Like taking candy from a baby

Well firstly, babies don’t eat candy nor should they be holding on to any (choking hazard). Not advisable to give your baby solids too soon either. Secondly, if you’re a parent trying to take something (like candy) from a baby, it might not be that easy, given how hard it is to pry open their fingers.

Be left holding the baby

ohhh wow, this is a tough one. Holding the baby is enjoyable on most accounts, except…

(a) when he is screaming his head off wanting milk

(b) he is dripping with vomit

(c) is dripping with pee

(d) and ewwww… dripping with poo

at which time you will quickly put the baby down. We wonder what happened to the first person that experienced this – must have felt an awful sense abandonment.

Sleep like a baby

This is the pinnacle of sleep for both parents and child. How a baby gets to this state is irrelevant once if the baby is in this state.

1k4ktf.gif

What are some idioms that you experienced?

Marathon

I have to keep reminding myself that growing a baby is a marathon not a sprint. Currently it’s 7 weeks into his life here on earth. We are starting to feel stretched. With the late nights and the house work all adding up.

It’s the little bits that get you. A little washing here, some laundry there.

20c4a158f9268d2be1614d257a2e24f5.jpeg

(Meme Credit: Emelyne yiyi)

But there are times when you feel really proud that you’ve done it well. For instance, burping him…

c34f22274314acc0f3d42e324a534c2e.jpeg

or surviving a trip out of the house!

4ec9ad016116c3248830ec641f0a4da6.jpeg

We’ve realised that he is growing up a bit too quickly. We’ve had to chuck a few cool rompers that don’t fit anymore, and introduce new ones. Like this one taken with his cousin. Sam’s pants don’t fit anymore 😦

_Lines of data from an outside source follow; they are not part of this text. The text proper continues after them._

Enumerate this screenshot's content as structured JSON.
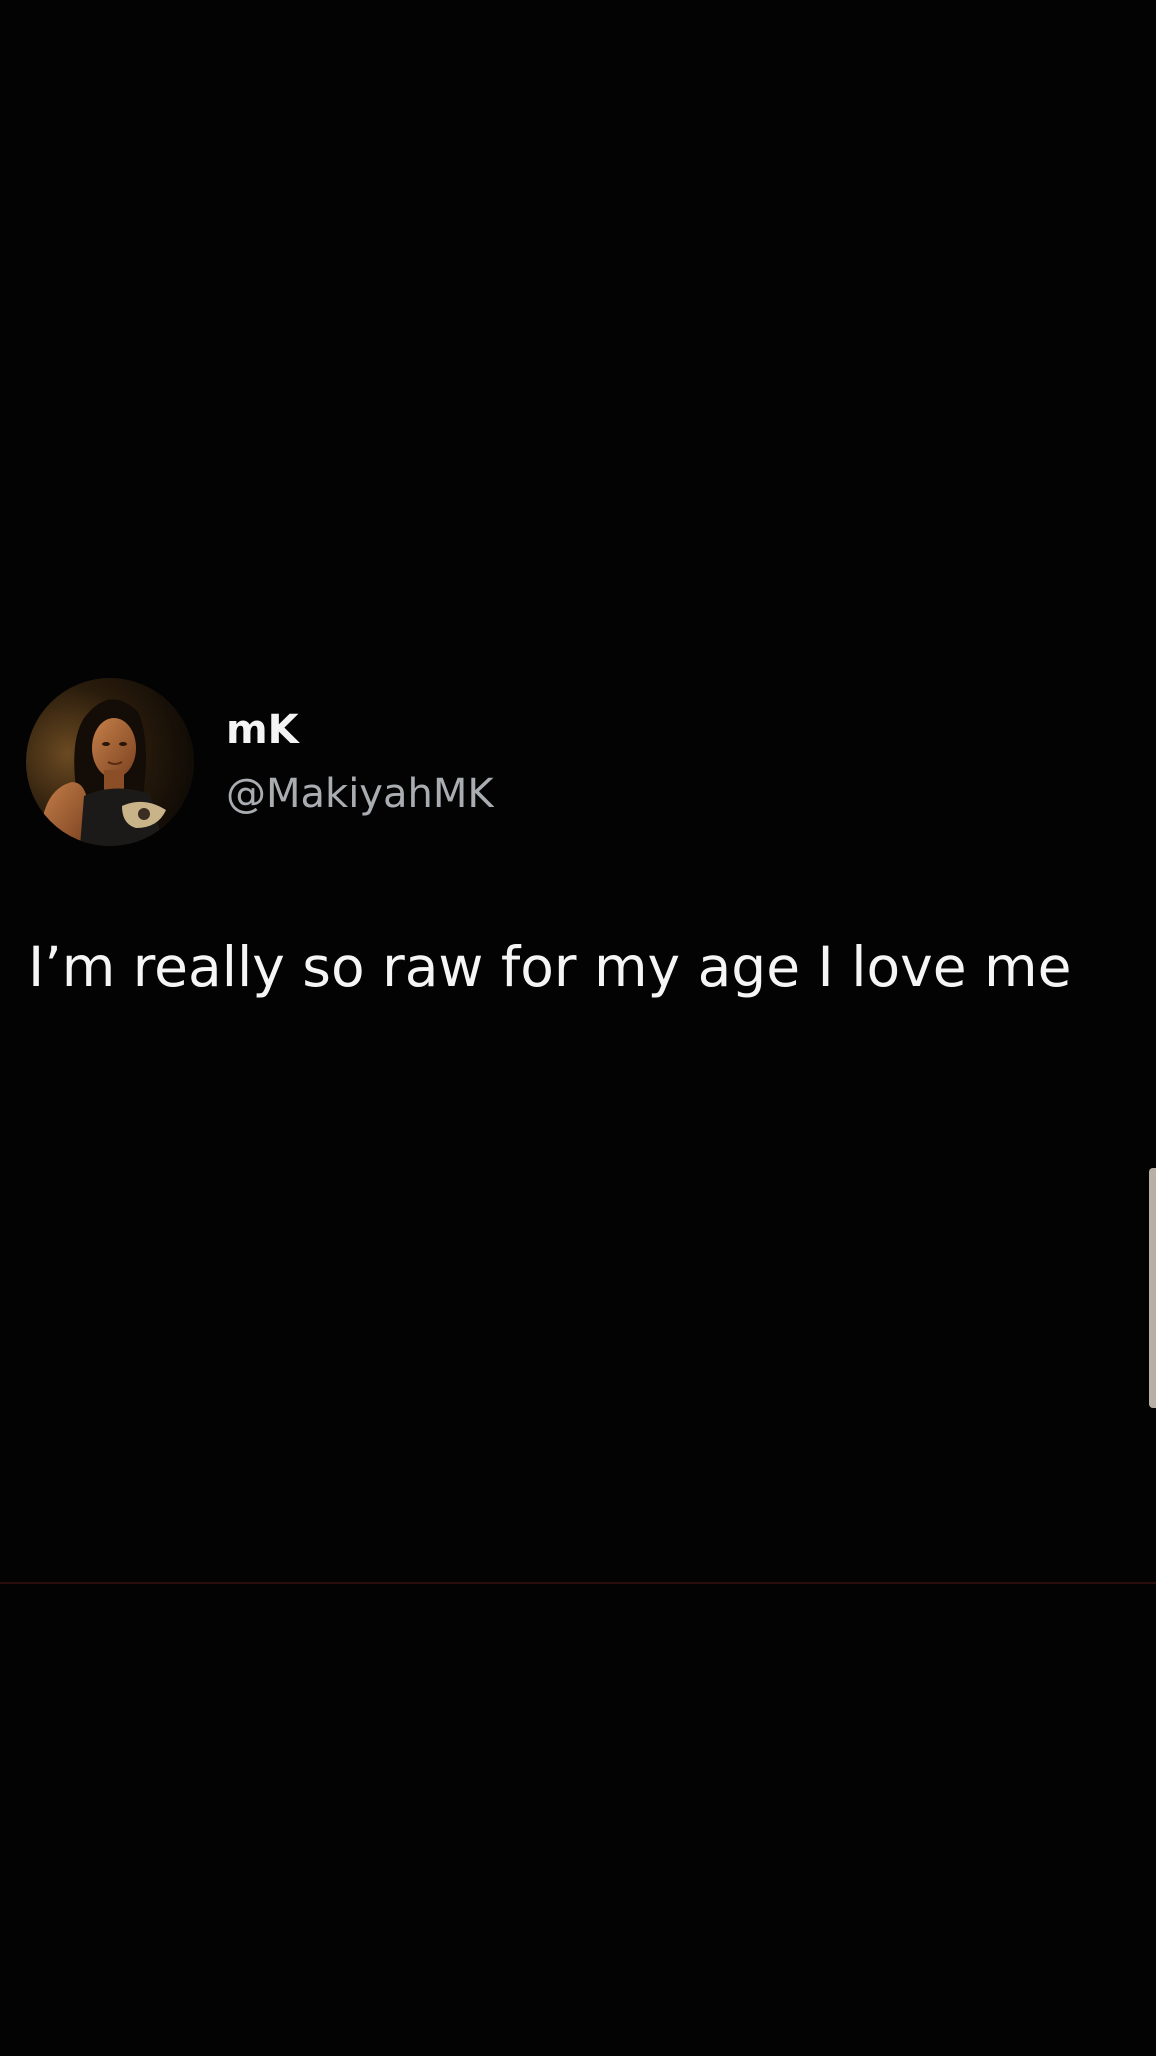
{
  "tweet": {
    "display_name": "mK",
    "handle": "@MakiyahMK",
    "text": "I’m really so raw for my age I love me",
    "avatar_icon": "profile-photo"
  },
  "colors": {
    "background": "#030303",
    "text": "#f5f5f5",
    "handle_text": "#a9acb0",
    "edge_handle": "#b8b0a4",
    "divider": "#2a0d0d"
  }
}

457c4c20abd91716c17ce504c7d07473.jpeg

 

I know this is a little early, but I’m also stocking up on some dad jokes, compiled for future groans and eye rolls.

  • When the children want pets next time: “Pets are animals that humans did not find delicious”
  • Animal sounds: “to neigh or not to neigh, that’s equestrian”
  • At a Japanese Restaurant: “Japanese chef always have something to shoyu”
  • At the ZOO!: “I went to a zoo once, that only had a dog in it. It was a shitsu.”
  • Teachable moment about friends: “Friendship is like wetting yourself. Everyone can see it, but only you can feel its warmth.”
  • Lessons from punishments: “if you are asked to stand outside, it means you are always outstanding.”
  • Indigestion from eating too much? “if you eat too much wanton mee, you will be too heavy.”
  • Good to throw this in when discussing body issues: “Why have abs when you can have kebabs?”